*** Opening Dataset content ***

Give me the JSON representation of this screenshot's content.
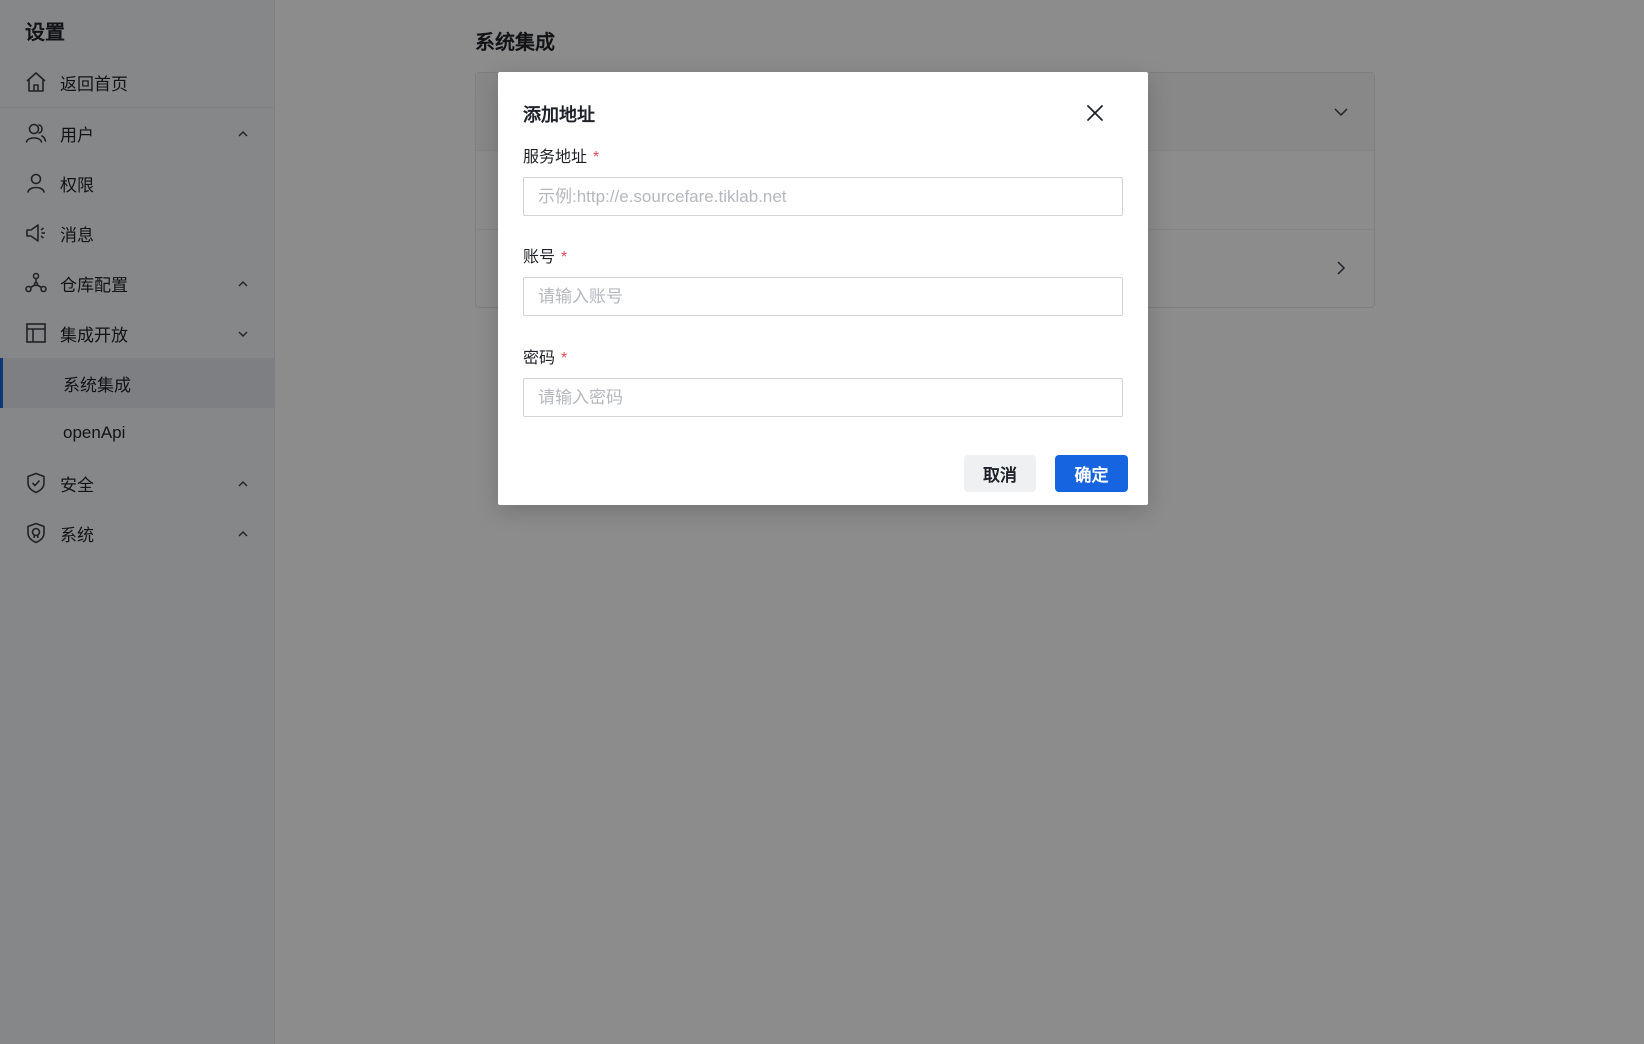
{
  "sidebar": {
    "title": "设置",
    "items": [
      {
        "label": "返回首页",
        "icon": "home-icon"
      },
      {
        "label": "用户",
        "icon": "users-icon",
        "chevron": "up"
      },
      {
        "label": "权限",
        "icon": "user-icon"
      },
      {
        "label": "消息",
        "icon": "megaphone-icon"
      },
      {
        "label": "仓库配置",
        "icon": "network-icon",
        "chevron": "up"
      },
      {
        "label": "集成开放",
        "icon": "layout-icon",
        "chevron": "down"
      },
      {
        "label": "安全",
        "icon": "shield-check-icon",
        "chevron": "up"
      },
      {
        "label": "系统",
        "icon": "shield-certificate-icon",
        "chevron": "up"
      }
    ],
    "sub_items": [
      {
        "label": "系统集成",
        "active": true
      },
      {
        "label": "openApi",
        "active": false
      }
    ]
  },
  "main": {
    "title": "系统集成"
  },
  "modal": {
    "title": "添加地址",
    "fields": [
      {
        "label": "服务地址",
        "required_mark": "*",
        "value": "",
        "placeholder": "示例:http://e.sourcefare.tiklab.net"
      },
      {
        "label": "账号",
        "required_mark": "*",
        "value": "",
        "placeholder": "请输入账号"
      },
      {
        "label": "密码",
        "required_mark": "*",
        "value": "",
        "placeholder": "请输入密码"
      }
    ],
    "cancel_label": "取消",
    "ok_label": "确定"
  },
  "colors": {
    "primary": "#1664e0",
    "required": "#e34d59",
    "sidebar_bg": "#f5f6f8",
    "active_item_bg": "#e3e7ee"
  }
}
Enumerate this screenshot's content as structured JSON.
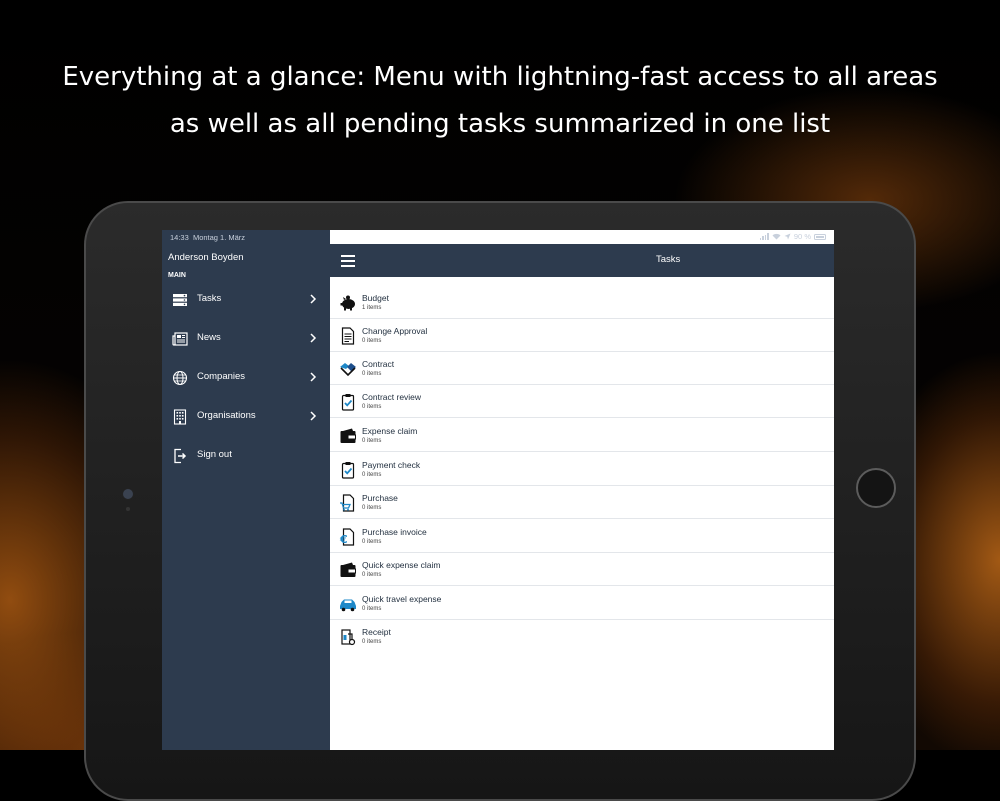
{
  "headline": {
    "line1": "Everything at a glance: Menu with lightning-fast access to all areas",
    "line2": "as well as all pending tasks summarized in one list"
  },
  "statusbar": {
    "time": "14:33",
    "date": "Montag 1. März",
    "battery": "90 %"
  },
  "sidebar": {
    "user_name": "Anderson Boyden",
    "section": "MAIN",
    "items": [
      {
        "label": "Tasks",
        "icon": "server-icon",
        "has_chevron": true
      },
      {
        "label": "News",
        "icon": "newspaper-icon",
        "has_chevron": true
      },
      {
        "label": "Companies",
        "icon": "globe-icon",
        "has_chevron": true
      },
      {
        "label": "Organisations",
        "icon": "building-icon",
        "has_chevron": true
      },
      {
        "label": "Sign out",
        "icon": "sign-out-icon",
        "has_chevron": false
      }
    ]
  },
  "topbar": {
    "title": "Tasks",
    "menu_icon": "hamburger-icon"
  },
  "tasks": [
    {
      "title": "Budget",
      "count": "1 items",
      "icon": "piggy-bank-icon"
    },
    {
      "title": "Change Approval",
      "count": "0 items",
      "icon": "document-icon"
    },
    {
      "title": "Contract",
      "count": "0 items",
      "icon": "handshake-icon"
    },
    {
      "title": "Contract review",
      "count": "0 items",
      "icon": "clipboard-check-icon"
    },
    {
      "title": "Expense claim",
      "count": "0 items",
      "icon": "wallet-icon"
    },
    {
      "title": "Payment check",
      "count": "0 items",
      "icon": "clipboard-check-icon"
    },
    {
      "title": "Purchase",
      "count": "0 items",
      "icon": "cart-document-icon"
    },
    {
      "title": "Purchase invoice",
      "count": "0 items",
      "icon": "euro-document-icon"
    },
    {
      "title": "Quick expense claim",
      "count": "0 items",
      "icon": "wallet-icon"
    },
    {
      "title": "Quick travel expense",
      "count": "0 items",
      "icon": "car-icon"
    },
    {
      "title": "Receipt",
      "count": "0 items",
      "icon": "receipt-icon"
    }
  ],
  "colors": {
    "navy": "#2d3b4e",
    "accent_blue": "#1e88c8",
    "text_dark": "#1f2d3d"
  }
}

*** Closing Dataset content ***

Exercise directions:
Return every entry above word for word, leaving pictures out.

Result:
Give me the JSON representation of this screenshot's content.
{
  "sidebar": {
    "title": "设置",
    "items": [
      {
        "label": "返回首页",
        "icon": "home-icon"
      },
      {
        "label": "用户",
        "icon": "users-icon",
        "chevron": "up"
      },
      {
        "label": "权限",
        "icon": "user-icon"
      },
      {
        "label": "消息",
        "icon": "megaphone-icon"
      },
      {
        "label": "仓库配置",
        "icon": "network-icon",
        "chevron": "up"
      },
      {
        "label": "集成开放",
        "icon": "layout-icon",
        "chevron": "down"
      },
      {
        "label": "安全",
        "icon": "shield-check-icon",
        "chevron": "up"
      },
      {
        "label": "系统",
        "icon": "shield-certificate-icon",
        "chevron": "up"
      }
    ],
    "sub_items": [
      {
        "label": "系统集成",
        "active": true
      },
      {
        "label": "openApi",
        "active": false
      }
    ]
  },
  "main": {
    "title": "系统集成"
  },
  "modal": {
    "title": "添加地址",
    "fields": [
      {
        "label": "服务地址",
        "required_mark": "*",
        "value": "",
        "placeholder": "示例:http://e.sourcefare.tiklab.net"
      },
      {
        "label": "账号",
        "required_mark": "*",
        "value": "",
        "placeholder": "请输入账号"
      },
      {
        "label": "密码",
        "required_mark": "*",
        "value": "",
        "placeholder": "请输入密码"
      }
    ],
    "cancel_label": "取消",
    "ok_label": "确定"
  },
  "colors": {
    "primary": "#1664e0",
    "required": "#e34d59",
    "sidebar_bg": "#f5f6f8",
    "active_item_bg": "#e3e7ee"
  }
}
Enumerate this screenshot's content as structured JSON.
{
  "headline": {
    "line1": "Everything at a glance: Menu with lightning-fast access to all areas",
    "line2": "as well as all pending tasks summarized in one list"
  },
  "statusbar": {
    "time": "14:33",
    "date": "Montag 1. März",
    "battery": "90 %"
  },
  "sidebar": {
    "user_name": "Anderson Boyden",
    "section": "MAIN",
    "items": [
      {
        "label": "Tasks",
        "icon": "server-icon",
        "has_chevron": true
      },
      {
        "label": "News",
        "icon": "newspaper-icon",
        "has_chevron": true
      },
      {
        "label": "Companies",
        "icon": "globe-icon",
        "has_chevron": true
      },
      {
        "label": "Organisations",
        "icon": "building-icon",
        "has_chevron": true
      },
      {
        "label": "Sign out",
        "icon": "sign-out-icon",
        "has_chevron": false
      }
    ]
  },
  "topbar": {
    "title": "Tasks",
    "menu_icon": "hamburger-icon"
  },
  "tasks": [
    {
      "title": "Budget",
      "count": "1 items",
      "icon": "piggy-bank-icon"
    },
    {
      "title": "Change Approval",
      "count": "0 items",
      "icon": "document-icon"
    },
    {
      "title": "Contract",
      "count": "0 items",
      "icon": "handshake-icon"
    },
    {
      "title": "Contract review",
      "count": "0 items",
      "icon": "clipboard-check-icon"
    },
    {
      "title": "Expense claim",
      "count": "0 items",
      "icon": "wallet-icon"
    },
    {
      "title": "Payment check",
      "count": "0 items",
      "icon": "clipboard-check-icon"
    },
    {
      "title": "Purchase",
      "count": "0 items",
      "icon": "cart-document-icon"
    },
    {
      "title": "Purchase invoice",
      "count": "0 items",
      "icon": "euro-document-icon"
    },
    {
      "title": "Quick expense claim",
      "count": "0 items",
      "icon": "wallet-icon"
    },
    {
      "title": "Quick travel expense",
      "count": "0 items",
      "icon": "car-icon"
    },
    {
      "title": "Receipt",
      "count": "0 items",
      "icon": "receipt-icon"
    }
  ],
  "colors": {
    "navy": "#2d3b4e",
    "accent_blue": "#1e88c8",
    "text_dark": "#1f2d3d"
  }
}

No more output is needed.